Optional: Have children make a rubbing of the engravings with crayons or soft pencils, or an impression using polymer clay or modeling compound.
Materials: samples of bark beetle engravings on wood and bark; The Ash Bark Beetle Story; Some Bark Beetles and Their Galleries diagrams and descriptions; for each child: paper, pencils or crayon pieces for rubbings; optional: polymer clay or modeling compound for making impressions.
Objective: To notice the changes that take place as a log decays and turns into soil.
Ahead of time, collect three similar-sized small logs in different stages of decay (solid, freshly-cut log; log with moss and/or fungi growing on it; very decayed log) and fill a tray with dark soil, wood fragments, and small seedlings. Place them inside or behind the time machine so they are hidden from view.

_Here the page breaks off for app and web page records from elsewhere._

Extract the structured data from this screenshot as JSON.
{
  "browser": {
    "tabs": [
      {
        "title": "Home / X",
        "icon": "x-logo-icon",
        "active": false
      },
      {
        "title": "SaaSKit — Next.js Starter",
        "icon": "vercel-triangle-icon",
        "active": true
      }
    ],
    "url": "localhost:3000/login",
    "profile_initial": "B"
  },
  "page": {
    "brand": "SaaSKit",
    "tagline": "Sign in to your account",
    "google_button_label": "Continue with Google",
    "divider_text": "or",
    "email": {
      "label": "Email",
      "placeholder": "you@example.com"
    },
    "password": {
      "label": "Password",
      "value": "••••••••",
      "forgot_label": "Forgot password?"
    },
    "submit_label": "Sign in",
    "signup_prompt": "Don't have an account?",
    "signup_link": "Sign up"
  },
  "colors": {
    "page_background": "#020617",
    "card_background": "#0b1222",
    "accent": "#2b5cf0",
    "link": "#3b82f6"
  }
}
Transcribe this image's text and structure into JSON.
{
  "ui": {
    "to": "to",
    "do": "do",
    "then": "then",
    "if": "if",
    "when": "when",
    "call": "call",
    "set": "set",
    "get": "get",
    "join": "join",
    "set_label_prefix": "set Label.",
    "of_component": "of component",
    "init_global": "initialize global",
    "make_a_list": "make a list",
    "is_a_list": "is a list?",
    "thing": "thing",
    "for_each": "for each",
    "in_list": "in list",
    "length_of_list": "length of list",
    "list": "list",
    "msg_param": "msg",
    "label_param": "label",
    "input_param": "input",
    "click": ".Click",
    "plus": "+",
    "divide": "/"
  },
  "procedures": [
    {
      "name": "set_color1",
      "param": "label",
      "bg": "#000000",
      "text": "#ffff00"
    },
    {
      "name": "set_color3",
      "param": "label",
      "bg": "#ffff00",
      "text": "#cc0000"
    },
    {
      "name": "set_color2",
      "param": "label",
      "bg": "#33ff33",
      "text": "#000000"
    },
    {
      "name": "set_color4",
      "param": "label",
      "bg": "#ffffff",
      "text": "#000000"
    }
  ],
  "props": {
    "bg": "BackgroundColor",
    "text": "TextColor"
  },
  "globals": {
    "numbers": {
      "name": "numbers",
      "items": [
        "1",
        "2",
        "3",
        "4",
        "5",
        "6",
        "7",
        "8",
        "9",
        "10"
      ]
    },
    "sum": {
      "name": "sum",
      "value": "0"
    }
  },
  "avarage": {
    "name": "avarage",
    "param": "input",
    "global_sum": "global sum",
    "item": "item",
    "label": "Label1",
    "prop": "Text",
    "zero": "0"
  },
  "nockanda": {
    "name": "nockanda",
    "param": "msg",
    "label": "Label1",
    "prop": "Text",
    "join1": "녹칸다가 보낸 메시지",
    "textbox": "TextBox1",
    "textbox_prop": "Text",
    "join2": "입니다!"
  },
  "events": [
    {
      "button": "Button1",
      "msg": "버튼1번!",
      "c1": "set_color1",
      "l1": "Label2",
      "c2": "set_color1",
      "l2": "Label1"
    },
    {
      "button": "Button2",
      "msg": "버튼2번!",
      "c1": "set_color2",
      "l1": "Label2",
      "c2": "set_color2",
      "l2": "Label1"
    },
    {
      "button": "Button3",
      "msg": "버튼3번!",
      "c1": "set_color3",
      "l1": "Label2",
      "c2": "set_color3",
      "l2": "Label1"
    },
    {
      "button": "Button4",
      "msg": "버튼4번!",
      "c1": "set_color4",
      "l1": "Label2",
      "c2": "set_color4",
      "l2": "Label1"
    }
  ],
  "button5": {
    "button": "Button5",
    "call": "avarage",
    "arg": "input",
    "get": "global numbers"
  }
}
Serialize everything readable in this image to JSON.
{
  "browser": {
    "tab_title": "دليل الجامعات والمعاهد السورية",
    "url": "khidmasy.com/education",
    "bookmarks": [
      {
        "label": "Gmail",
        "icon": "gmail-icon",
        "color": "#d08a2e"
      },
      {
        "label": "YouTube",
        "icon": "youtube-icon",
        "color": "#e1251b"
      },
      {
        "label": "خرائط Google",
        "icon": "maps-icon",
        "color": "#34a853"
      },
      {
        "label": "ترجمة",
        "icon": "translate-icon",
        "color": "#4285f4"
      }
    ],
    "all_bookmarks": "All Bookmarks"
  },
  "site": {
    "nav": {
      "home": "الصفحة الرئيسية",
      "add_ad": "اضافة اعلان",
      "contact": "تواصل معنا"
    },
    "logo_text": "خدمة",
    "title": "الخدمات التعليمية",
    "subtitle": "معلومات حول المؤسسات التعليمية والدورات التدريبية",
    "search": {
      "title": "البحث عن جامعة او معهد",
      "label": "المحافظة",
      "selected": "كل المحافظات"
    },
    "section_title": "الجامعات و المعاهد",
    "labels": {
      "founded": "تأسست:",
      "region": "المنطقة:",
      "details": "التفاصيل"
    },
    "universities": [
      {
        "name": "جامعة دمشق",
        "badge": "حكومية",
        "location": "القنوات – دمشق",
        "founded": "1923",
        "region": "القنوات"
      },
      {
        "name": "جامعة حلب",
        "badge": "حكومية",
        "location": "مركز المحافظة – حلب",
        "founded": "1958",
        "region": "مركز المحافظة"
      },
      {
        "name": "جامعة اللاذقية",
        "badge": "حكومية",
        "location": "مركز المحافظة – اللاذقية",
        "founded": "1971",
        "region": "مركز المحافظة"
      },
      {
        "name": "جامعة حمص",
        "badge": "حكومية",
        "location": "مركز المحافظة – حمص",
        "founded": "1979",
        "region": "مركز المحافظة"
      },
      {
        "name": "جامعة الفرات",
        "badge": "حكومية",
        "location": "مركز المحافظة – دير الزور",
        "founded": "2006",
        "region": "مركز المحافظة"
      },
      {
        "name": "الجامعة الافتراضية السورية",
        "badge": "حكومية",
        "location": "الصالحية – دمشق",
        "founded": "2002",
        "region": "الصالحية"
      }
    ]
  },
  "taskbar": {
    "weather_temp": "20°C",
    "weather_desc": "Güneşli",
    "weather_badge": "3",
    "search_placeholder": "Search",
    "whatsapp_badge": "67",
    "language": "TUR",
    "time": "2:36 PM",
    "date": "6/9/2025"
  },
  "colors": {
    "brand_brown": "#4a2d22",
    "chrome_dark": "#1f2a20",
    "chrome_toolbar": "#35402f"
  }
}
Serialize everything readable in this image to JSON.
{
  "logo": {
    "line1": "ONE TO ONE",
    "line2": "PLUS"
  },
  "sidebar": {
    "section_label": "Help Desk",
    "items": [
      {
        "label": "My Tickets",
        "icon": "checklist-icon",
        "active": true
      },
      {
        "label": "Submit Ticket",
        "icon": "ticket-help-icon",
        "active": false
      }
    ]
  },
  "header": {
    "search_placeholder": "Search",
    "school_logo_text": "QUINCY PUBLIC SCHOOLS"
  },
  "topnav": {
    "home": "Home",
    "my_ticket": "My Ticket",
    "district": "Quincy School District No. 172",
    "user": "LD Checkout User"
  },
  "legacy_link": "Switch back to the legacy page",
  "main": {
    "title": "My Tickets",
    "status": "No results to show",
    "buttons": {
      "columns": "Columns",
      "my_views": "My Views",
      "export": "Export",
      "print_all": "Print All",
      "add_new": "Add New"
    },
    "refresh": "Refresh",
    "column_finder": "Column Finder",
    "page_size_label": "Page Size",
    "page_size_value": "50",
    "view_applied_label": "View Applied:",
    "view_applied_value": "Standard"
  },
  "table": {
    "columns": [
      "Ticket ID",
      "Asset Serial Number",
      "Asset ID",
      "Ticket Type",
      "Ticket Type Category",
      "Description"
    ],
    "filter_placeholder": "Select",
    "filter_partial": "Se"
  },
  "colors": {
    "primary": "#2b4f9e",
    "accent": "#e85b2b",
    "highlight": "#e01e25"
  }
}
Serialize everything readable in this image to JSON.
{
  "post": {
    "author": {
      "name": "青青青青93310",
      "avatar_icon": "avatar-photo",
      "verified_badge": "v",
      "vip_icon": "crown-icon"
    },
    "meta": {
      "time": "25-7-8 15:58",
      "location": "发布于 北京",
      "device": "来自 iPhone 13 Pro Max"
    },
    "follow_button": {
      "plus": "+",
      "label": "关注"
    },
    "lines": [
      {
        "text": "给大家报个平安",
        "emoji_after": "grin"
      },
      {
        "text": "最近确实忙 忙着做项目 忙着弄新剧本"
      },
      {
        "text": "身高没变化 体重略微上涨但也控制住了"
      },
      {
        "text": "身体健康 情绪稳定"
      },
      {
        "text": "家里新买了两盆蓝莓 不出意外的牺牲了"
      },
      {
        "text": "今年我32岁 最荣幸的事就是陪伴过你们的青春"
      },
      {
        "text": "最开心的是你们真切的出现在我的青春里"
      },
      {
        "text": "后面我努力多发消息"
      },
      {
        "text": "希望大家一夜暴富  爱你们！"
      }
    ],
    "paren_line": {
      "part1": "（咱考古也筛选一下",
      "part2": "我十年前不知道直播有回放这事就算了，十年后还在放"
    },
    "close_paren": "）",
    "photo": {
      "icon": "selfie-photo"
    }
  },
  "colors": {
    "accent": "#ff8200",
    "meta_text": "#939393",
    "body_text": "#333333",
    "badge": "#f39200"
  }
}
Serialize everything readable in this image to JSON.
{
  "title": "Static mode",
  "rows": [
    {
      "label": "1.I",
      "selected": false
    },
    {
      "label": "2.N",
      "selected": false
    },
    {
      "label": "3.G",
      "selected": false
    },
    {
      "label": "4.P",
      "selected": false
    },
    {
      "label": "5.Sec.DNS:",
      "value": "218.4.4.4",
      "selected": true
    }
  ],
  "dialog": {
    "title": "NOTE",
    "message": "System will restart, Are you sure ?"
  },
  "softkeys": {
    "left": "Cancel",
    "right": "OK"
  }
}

The door to the time machine should be hinged on the bottom so the operator can open and close it without the audience being able to see inside.
Dress up as scientist or professor (or other funny character) and tell the students you’ve invented a time machine that can show what will happen to a log in the future. Explain that they will need to help out in the experiment. Assign some children to be chewing insects, some to be wind, some to be rain, and some to chant the changing of the seasons. Show the children the solid, freshly-cut log and have a few children feel its weight. Now place this log inside the time machine and have the children chant their parts while you turn the dial to advance the time. Allow four years to go by. Open the time machine and now pull out the moss-covered log so that the original log will appear to have aged. After showing this log to the students, repeat the “experiment” advancing the time by four more years. Now pull out the very decayed log to show them. Finally, replace this log in the time machine and advance the time four more years (twelve years in all). Pull out the tray of soil, wood fragments, and seedlings. Ask the children what eventually happens to trees when they die. (They turn into soil.) Point out how the decayed log becomes a rich nursery bed for new trees to take root.
Materials: Box decorated to look like “time machine” with door flap hinged on the bottom and large circular dial marked with the four seasons; three logs of similar dimensions in different stages of decay; dish of dark soil with wood fragments and small seedlings; costume for professor/scientist or other imaginary character (e.g. lab coat, funny nose and glasses, wig).
PUPPET SHOW “Cleaning House”
Objective: To meet some inhabitants of standing snags and rotting logs and learn how they contribute to the process of change and decay.
Perform the puppet show or have a group of children perform it for the class. Afterward, ask questions to review the key details and vocabulary in the story. What different animals lived in the tree when it was a standing snag? (Sapsucker, squirrel, owl, carpenter ants.) What different animals lived in it when it became a rotting log on the ground? (Salamanders, insects, spiders, worms.) How did the animals change the tree over time? (Weakened it by digging, chewing, tunneling.) What are some other ways that dead trees are important in a forest? (Perches, drumming, place to find food, safe place to rear young.) Is it a good idea for Benjy Bear to “clean up” the forest by removing dead wood? (No! Decaying wood has many functions in the forest.)
Materials: puppets, script, props, stage.
Objective: To share observations about rotting logs and their inhabitants.
Have children complete this sentence: “My favorite discovery in a rotting log or snag was __________________because_______________________ .”